A recent White House-led assessment found that Landsat is among the Nation’s most critical Earth observing systems, second only to GPS and weather. A new USGS study, Landsat and Water — Case Studies of the Uses and Benefits of Landsat Imagery in Water Resources, provides examples of why Landsat is so valuable.
Today, September 23, the National Aeronautics and Space Administration (NASA), the National Geospatial-Intelligence Agency (NGA), and the U.S. Geological Survey (USGS, a bureau of the U.S. Department of the Interior) released a collection of higher-resolution (more detailed) elevation datasets for Africa. The datasets were released following the President’s commitment at the United Nations to provide assistance for global efforts to combat climate change. The broad availability of more detailed elevation data across most of the African continent through the Shuttle Radar Topography Mission (SRTM) will improve baseline information that is crucial to investigating the impacts of climate change on African communities.
Whether it’s the Black Death of 1350 or the Ebola virus in West Africa, one thing deadly pandemics have in common is that their progress takes a geographical course. But researcher Lars Skog at KTH Royal Institute of Technology is one of those developing geoinformation systems that can help health workers predict the spread of a disease and stop it.
Firefighter have tapped a GIS-satellite imagery decision support system designed by Idaho State University’s GIS (Geographic Information Systems) Training and Research Center and NASA to help with planning wildfire recovery.
This system will be expanded for use throughout the western United States so it can used to help fire managers battle the large types of blazes that have occurred in Oregon, Washington and California this summer.
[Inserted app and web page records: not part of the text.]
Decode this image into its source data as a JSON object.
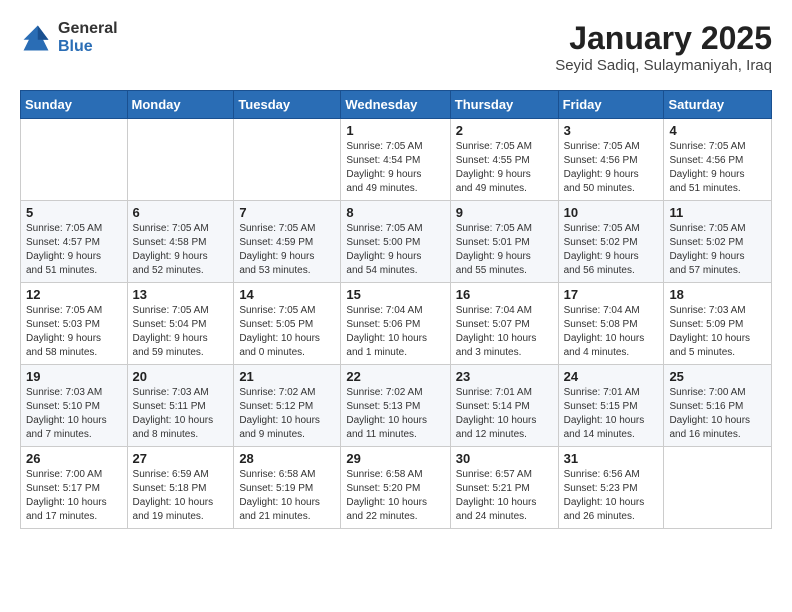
{
  "header": {
    "logo_general": "General",
    "logo_blue": "Blue",
    "title": "January 2025",
    "subtitle": "Seyid Sadiq, Sulaymaniyah, Iraq"
  },
  "days_of_week": [
    "Sunday",
    "Monday",
    "Tuesday",
    "Wednesday",
    "Thursday",
    "Friday",
    "Saturday"
  ],
  "weeks": [
    [
      {
        "day": "",
        "info": ""
      },
      {
        "day": "",
        "info": ""
      },
      {
        "day": "",
        "info": ""
      },
      {
        "day": "1",
        "info": "Sunrise: 7:05 AM\nSunset: 4:54 PM\nDaylight: 9 hours\nand 49 minutes."
      },
      {
        "day": "2",
        "info": "Sunrise: 7:05 AM\nSunset: 4:55 PM\nDaylight: 9 hours\nand 49 minutes."
      },
      {
        "day": "3",
        "info": "Sunrise: 7:05 AM\nSunset: 4:56 PM\nDaylight: 9 hours\nand 50 minutes."
      },
      {
        "day": "4",
        "info": "Sunrise: 7:05 AM\nSunset: 4:56 PM\nDaylight: 9 hours\nand 51 minutes."
      }
    ],
    [
      {
        "day": "5",
        "info": "Sunrise: 7:05 AM\nSunset: 4:57 PM\nDaylight: 9 hours\nand 51 minutes."
      },
      {
        "day": "6",
        "info": "Sunrise: 7:05 AM\nSunset: 4:58 PM\nDaylight: 9 hours\nand 52 minutes."
      },
      {
        "day": "7",
        "info": "Sunrise: 7:05 AM\nSunset: 4:59 PM\nDaylight: 9 hours\nand 53 minutes."
      },
      {
        "day": "8",
        "info": "Sunrise: 7:05 AM\nSunset: 5:00 PM\nDaylight: 9 hours\nand 54 minutes."
      },
      {
        "day": "9",
        "info": "Sunrise: 7:05 AM\nSunset: 5:01 PM\nDaylight: 9 hours\nand 55 minutes."
      },
      {
        "day": "10",
        "info": "Sunrise: 7:05 AM\nSunset: 5:02 PM\nDaylight: 9 hours\nand 56 minutes."
      },
      {
        "day": "11",
        "info": "Sunrise: 7:05 AM\nSunset: 5:02 PM\nDaylight: 9 hours\nand 57 minutes."
      }
    ],
    [
      {
        "day": "12",
        "info": "Sunrise: 7:05 AM\nSunset: 5:03 PM\nDaylight: 9 hours\nand 58 minutes."
      },
      {
        "day": "13",
        "info": "Sunrise: 7:05 AM\nSunset: 5:04 PM\nDaylight: 9 hours\nand 59 minutes."
      },
      {
        "day": "14",
        "info": "Sunrise: 7:05 AM\nSunset: 5:05 PM\nDaylight: 10 hours\nand 0 minutes."
      },
      {
        "day": "15",
        "info": "Sunrise: 7:04 AM\nSunset: 5:06 PM\nDaylight: 10 hours\nand 1 minute."
      },
      {
        "day": "16",
        "info": "Sunrise: 7:04 AM\nSunset: 5:07 PM\nDaylight: 10 hours\nand 3 minutes."
      },
      {
        "day": "17",
        "info": "Sunrise: 7:04 AM\nSunset: 5:08 PM\nDaylight: 10 hours\nand 4 minutes."
      },
      {
        "day": "18",
        "info": "Sunrise: 7:03 AM\nSunset: 5:09 PM\nDaylight: 10 hours\nand 5 minutes."
      }
    ],
    [
      {
        "day": "19",
        "info": "Sunrise: 7:03 AM\nSunset: 5:10 PM\nDaylight: 10 hours\nand 7 minutes."
      },
      {
        "day": "20",
        "info": "Sunrise: 7:03 AM\nSunset: 5:11 PM\nDaylight: 10 hours\nand 8 minutes."
      },
      {
        "day": "21",
        "info": "Sunrise: 7:02 AM\nSunset: 5:12 PM\nDaylight: 10 hours\nand 9 minutes."
      },
      {
        "day": "22",
        "info": "Sunrise: 7:02 AM\nSunset: 5:13 PM\nDaylight: 10 hours\nand 11 minutes."
      },
      {
        "day": "23",
        "info": "Sunrise: 7:01 AM\nSunset: 5:14 PM\nDaylight: 10 hours\nand 12 minutes."
      },
      {
        "day": "24",
        "info": "Sunrise: 7:01 AM\nSunset: 5:15 PM\nDaylight: 10 hours\nand 14 minutes."
      },
      {
        "day": "25",
        "info": "Sunrise: 7:00 AM\nSunset: 5:16 PM\nDaylight: 10 hours\nand 16 minutes."
      }
    ],
    [
      {
        "day": "26",
        "info": "Sunrise: 7:00 AM\nSunset: 5:17 PM\nDaylight: 10 hours\nand 17 minutes."
      },
      {
        "day": "27",
        "info": "Sunrise: 6:59 AM\nSunset: 5:18 PM\nDaylight: 10 hours\nand 19 minutes."
      },
      {
        "day": "28",
        "info": "Sunrise: 6:58 AM\nSunset: 5:19 PM\nDaylight: 10 hours\nand 21 minutes."
      },
      {
        "day": "29",
        "info": "Sunrise: 6:58 AM\nSunset: 5:20 PM\nDaylight: 10 hours\nand 22 minutes."
      },
      {
        "day": "30",
        "info": "Sunrise: 6:57 AM\nSunset: 5:21 PM\nDaylight: 10 hours\nand 24 minutes."
      },
      {
        "day": "31",
        "info": "Sunrise: 6:56 AM\nSunset: 5:23 PM\nDaylight: 10 hours\nand 26 minutes."
      },
      {
        "day": "",
        "info": ""
      }
    ]
  ]
}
Microsoft seems to be finally making waves in geo: Bing Maps Favelas; Azure Search; Power BI Visualization. Does all this point to a renewed focus on geospatial for consumer and enterprise?